[[ Record extracts open ]]

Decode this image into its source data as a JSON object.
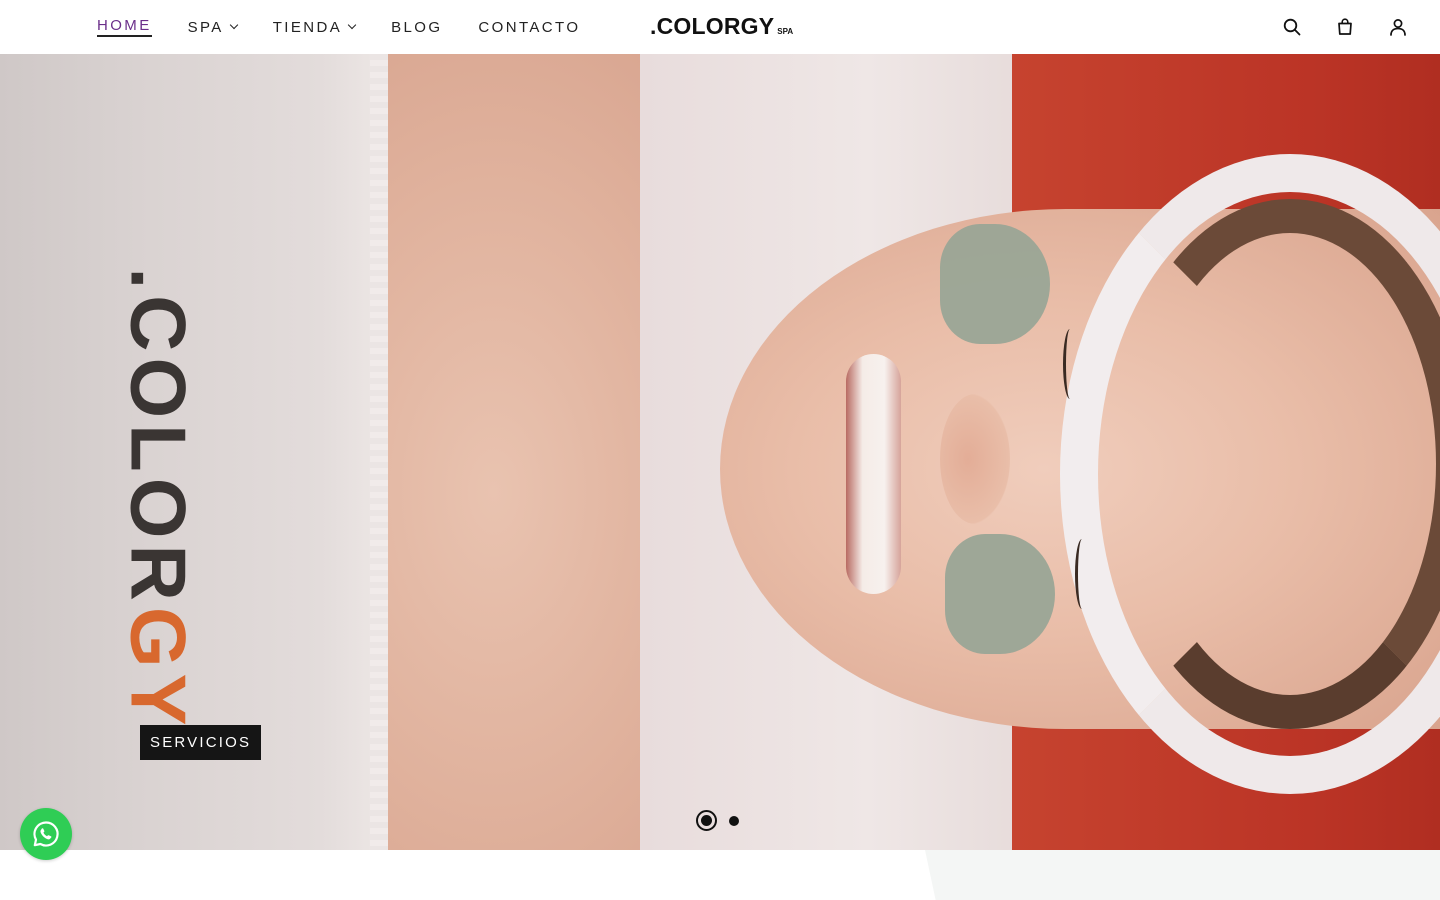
{
  "header": {
    "nav": [
      {
        "label": "HOME",
        "active": true,
        "dropdown": false
      },
      {
        "label": "SPA",
        "active": false,
        "dropdown": true
      },
      {
        "label": "TIENDA",
        "active": false,
        "dropdown": true
      },
      {
        "label": "BLOG",
        "active": false,
        "dropdown": false
      },
      {
        "label": "CONTACTO",
        "active": false,
        "dropdown": false
      }
    ],
    "logo": {
      "main": ".COLORGY",
      "sub": "SPA"
    },
    "icons": [
      "search-icon",
      "shopping-bag-icon",
      "user-icon"
    ]
  },
  "hero": {
    "towel_text_main": ".COLOR",
    "towel_text_accent": "GY",
    "bed_text": ".CO...Y",
    "cta_label": "SERVICIOS",
    "slides": {
      "total": 2,
      "active": 1
    }
  },
  "colors": {
    "nav_active": "#6b2f8a",
    "cta_bg": "#151515",
    "whatsapp": "#2fcd55",
    "brand_accent": "#d8682e"
  },
  "floating": {
    "whatsapp_icon": "whatsapp-icon"
  }
}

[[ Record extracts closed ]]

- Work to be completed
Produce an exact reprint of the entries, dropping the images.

- Finished task
Decode this image into its source data as a JSON object.
{
  "header": {
    "nav": [
      {
        "label": "HOME",
        "active": true,
        "dropdown": false
      },
      {
        "label": "SPA",
        "active": false,
        "dropdown": true
      },
      {
        "label": "TIENDA",
        "active": false,
        "dropdown": true
      },
      {
        "label": "BLOG",
        "active": false,
        "dropdown": false
      },
      {
        "label": "CONTACTO",
        "active": false,
        "dropdown": false
      }
    ],
    "logo": {
      "main": ".COLORGY",
      "sub": "SPA"
    },
    "icons": [
      "search-icon",
      "shopping-bag-icon",
      "user-icon"
    ]
  },
  "hero": {
    "towel_text_main": ".COLOR",
    "towel_text_accent": "GY",
    "bed_text": ".CO...Y",
    "cta_label": "SERVICIOS",
    "slides": {
      "total": 2,
      "active": 1
    }
  },
  "colors": {
    "nav_active": "#6b2f8a",
    "cta_bg": "#151515",
    "whatsapp": "#2fcd55",
    "brand_accent": "#d8682e"
  },
  "floating": {
    "whatsapp_icon": "whatsapp-icon"
  }
}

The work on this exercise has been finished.